Just as cyberpunk was simmering for years before "Neuromancer" revitalized sci-fi by taking it out of its mystic space operatic far future and gave it a gritty, brand-name dystopian edge, so too are the disparate elements of bio-cabre growing together in the shadows.
What am I talking about? Let me outline the main elements of the new style. Bio-cabre is a mixure of short-term sci-fi extrapolation with a horror sensibility. It has no supernatural elements. It is usually set in the immediate or near future. The big, brooding gothic castle of traditional horror is transformed into sterile, gleaming labs filling glass-walled research centers. And wheras traditional horror is concerned primarily with the "other"--the monster, the serial killer, the alien--come to threaten us, bio-cabre focuses on something closer to home: the fear of what we can become, what science and biology can turn us, or those we love into.
What will bio-cabre's "Neuromancer" be like? One could argue, of course, that it has already been written, over a hundred years ago: Shelley's "Frankenstein". It has everything-- a gothic atmosphere, a man seduced into crossing the line between madness and sanity, and an experiment gone horribly wrong. Or, Stevenson's "Jeckyll and Hyde". More mad science, more experiments gone horribly wrong, and more imporantly--the horror comes from within Jeckyll.
How does bio-cabre show up in today's horror? I think the "Alien" series of movies makes for a nice transition point; it combines elements of traditional horror and bio-cabre. First of all, there is no supernatural element--while there is an "other" it is (presumably) fully rationally explainable.

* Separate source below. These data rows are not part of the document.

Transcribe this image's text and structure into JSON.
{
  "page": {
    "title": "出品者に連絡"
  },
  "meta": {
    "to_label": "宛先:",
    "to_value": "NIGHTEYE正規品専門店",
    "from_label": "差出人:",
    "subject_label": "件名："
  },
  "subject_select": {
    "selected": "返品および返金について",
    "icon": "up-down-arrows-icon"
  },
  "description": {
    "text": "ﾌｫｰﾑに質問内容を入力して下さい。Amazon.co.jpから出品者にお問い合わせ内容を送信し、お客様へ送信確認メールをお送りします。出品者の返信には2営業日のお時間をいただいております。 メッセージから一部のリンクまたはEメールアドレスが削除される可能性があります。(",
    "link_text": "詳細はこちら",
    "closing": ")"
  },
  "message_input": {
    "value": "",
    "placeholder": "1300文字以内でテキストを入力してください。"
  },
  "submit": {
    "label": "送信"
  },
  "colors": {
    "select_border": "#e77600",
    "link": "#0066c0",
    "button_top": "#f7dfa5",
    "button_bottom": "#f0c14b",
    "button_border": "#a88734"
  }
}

And, while many of the thrills and chills come from the aliens serving as traditional monsters, the movie treats the ultiate horror, the one worse that death, as something that comes from within--the alien embryos possibly gestating inside our own bodies.
Maybe there is nothing thematically new about bio-cabre. But there really hasn't been anything thematically new about horror since the first Neanderthal started telling ghost stories around the camp fire. Horror, at its core, has one theme: to scare the living crap out of people. Everything else is secondary.
But I think there is a new theme to bio-cabre. It has a different emphasis than traditional horror. There is no "other", come to threaten humanity, rather, the horror in bio-cabre comes from watching humanity destroyed from within, watching all that we treasure, the essence of our humanity melt like candle wax in the face of science.
Clearly this is not the first time this issue has been raised. But this is the first time that this issue can be made to feel so real. Whether this bodes well for the sub-genre is unclear; it is another truism that horror that hits to close to everyday life is no longer enjoyable. But be warned -- our understanding of and ability to manipulate ourselves can only grow in time, providing an endless artery of inspiration and suggestion to a new breed of author.
-- Kyle Thornton